By Matt Stroud, Criminal Justice Researcher/Writer, ACLU of Pennsylvania
I thought I’d misheard him.
At a Duquesne University conference on a Friday afternoon in late January, John Rago — an associate law professor at Duquesne who’s sometimes associated with proposed wrongful conviction legislative reforms — was giving a presentation about police body-worn cameras to a group of about 100 people. Much of his presentation was predictable: he showed three videos, for example, on a big screen in a university ballroom that depicted officers acting both appropriately and in the wrong. The message? Policing is complicated; both good and bad apples exist. Fair enough.
But he also said something that was shocking to me — something that made me wonder if I’d misunderstood him, or he’d misspoken.
“Why does the public want body cameras?” he asked, about 11 minutes into his talk. “Let me start by saying, as a policy, they are not designed necessarily to monitor police conduct.”
Body cameras. Police body cameras. The devices that caused Taser International’s bodycam sales figures to multiply in the wake of Michael Brown being killed by officer Darren Wilson in Ferguson, Missouri. Those body cameras are not designed to monitor police conduct. That’s what he said.
“They are designed to protect the integrity of the criminal justice process,” Rago went on. And to “give us more effective evidence.”
This conference where Rago was speaking was part of Duquesne’s “Forensic Fridays” program at the Cyril H. Wecht Institute of Forensic Science and Law. This particular session was titled, “Balancing Safety, Justice and Privacy: Body-Worn Cameras, Forensic Evidence and the Right to Know.” Rago was there ostensibly as a moderating presence — an academic voice. The others who gave presentations after Rago included three legislators — State Rep. Dom Costa, State Sen. Randy Vulakovich, and former State Rep. David J. Mayernik — who all ascended to their political perches from positions in law enforcement. A City of Pittsburgh police commander also spoke.
It wasn’t surprising that men with law enforcement backgrounds agreed with Rago, advocating against body cameras as police monitoring devices. But to have someone from a university make the same argument? That was new. It marked a shift in the discussion about whether body camera footage should be public on not.

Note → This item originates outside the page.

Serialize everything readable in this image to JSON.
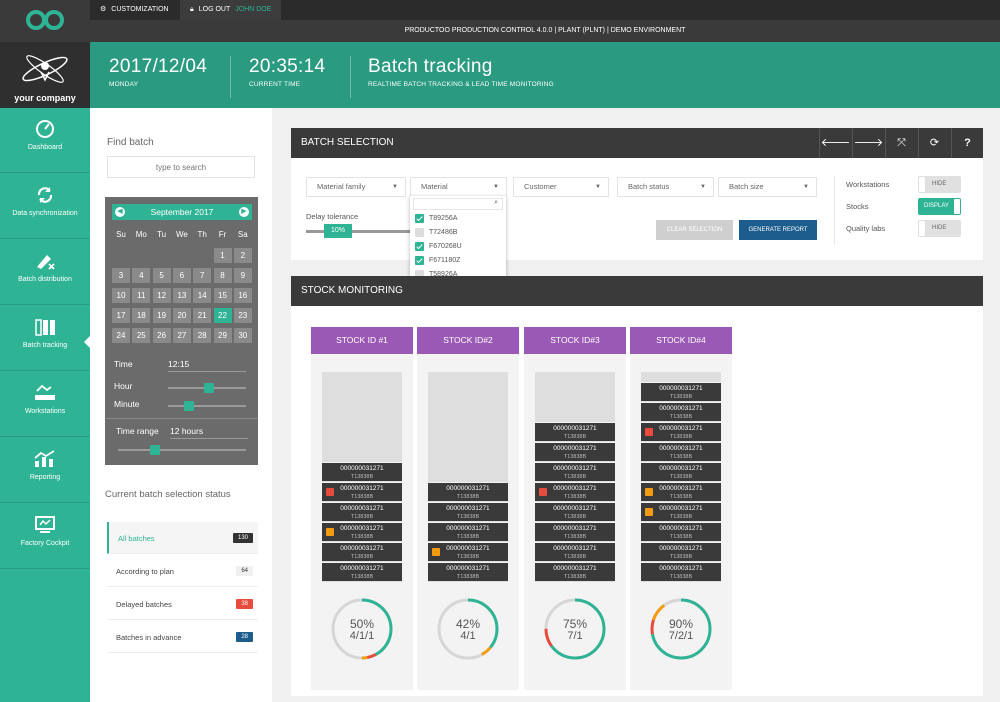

And in no other state in the country is that discussion more important right now than in Pennsylvania.
In its last session of 2016, Pennsylvania’s state Senate passed Senate Bill 976 — a law that was introduced by 11 senators including Costa and Vulakovich. It would’ve made police body camera footage nearly impossible to obtain, but the House wasn’t able to vote on it before the session ended. So it went nowhere.
That bill has not been re-introduced in the new legislative session this year, but it’s going to be. And if the arguments made by Rago and the law enforcement crew at Duquesne are any indication, the premise is going to be that body camera footage should be withheld in nearly every circumstance because it was designed to be evidence — not a police monitoring tool.
To be clear: That is wrong. And in addition to being wrong, it also ignores the fundamental reasons why even high-ranking police leaders agreed that body cameras would help to build trust between officers and the communities they serve. It’s difficult to tell whether legislators and academics such as Rago are unaware of this, or if they simply choose to disregard it.
I would guess it’s the latter. At the end of Rago’s talk on that Friday in late January, he presented a list of outside readings — documents that people in the audience should take in. One of them, titled, “Implementing a Body-Worn Camera Program: Recommendations and Lessons Learned,” is an exhaustive document produced by law enforcement leaders collaborating between the endangered COPS Office at the U.S. Department of Justice, and the Police Executive Research Forum. In it’s introduction — in literally the second paragraph of that 92-page document — PERF’s executive director wrote the following.
“A police department that deploys body-worn cameras is making a statement that it believes the actions of its officers are a matter of public record. By facing the challenges and expense of purchasing and implementing a body-worn camera system, developing policies, and training its officers in how to use the cameras, a department creates a reasonable expectation that members of the public and the news media will want to review the actions of officers.”
That paragraph went on to say that “body-worn camera video footage should be made available to the public upon request — not only because the videos are public records but also because doing so enables police departments to demonstrate transparency and openness in their interactions with members of the community.”
I’m not sure when legislators, law enforcement leaders, and academics like John Rago decided that the galvanizing premises behind police body cameras were invalid. But it appears that they have.
It turns out that I didn’t mishear Rago. I didn’t misunderstand him, and he didn’t misspeak. Somehow, law enforcement leaders and their spokespeople have determined that body cameras are just another tool of policing — a tool that produces evidence that the public shouldn’t be able to see.
They can make that argument, sure. But if legislators and errant members of the academic community are going to try to reinvest historical precedent to keep body camera footage secret, they’re going to have to better than merely insisting that the past isn’t the past, and that people weren’t protesting in Ferguson, in Baltimore, in Charleston, in Staten Island, and elsewhere in favor of more police accountability, and more police monitoring. They’re going to have to back up their arguments with something rational and logical.
I’ve heard nothing of the sort.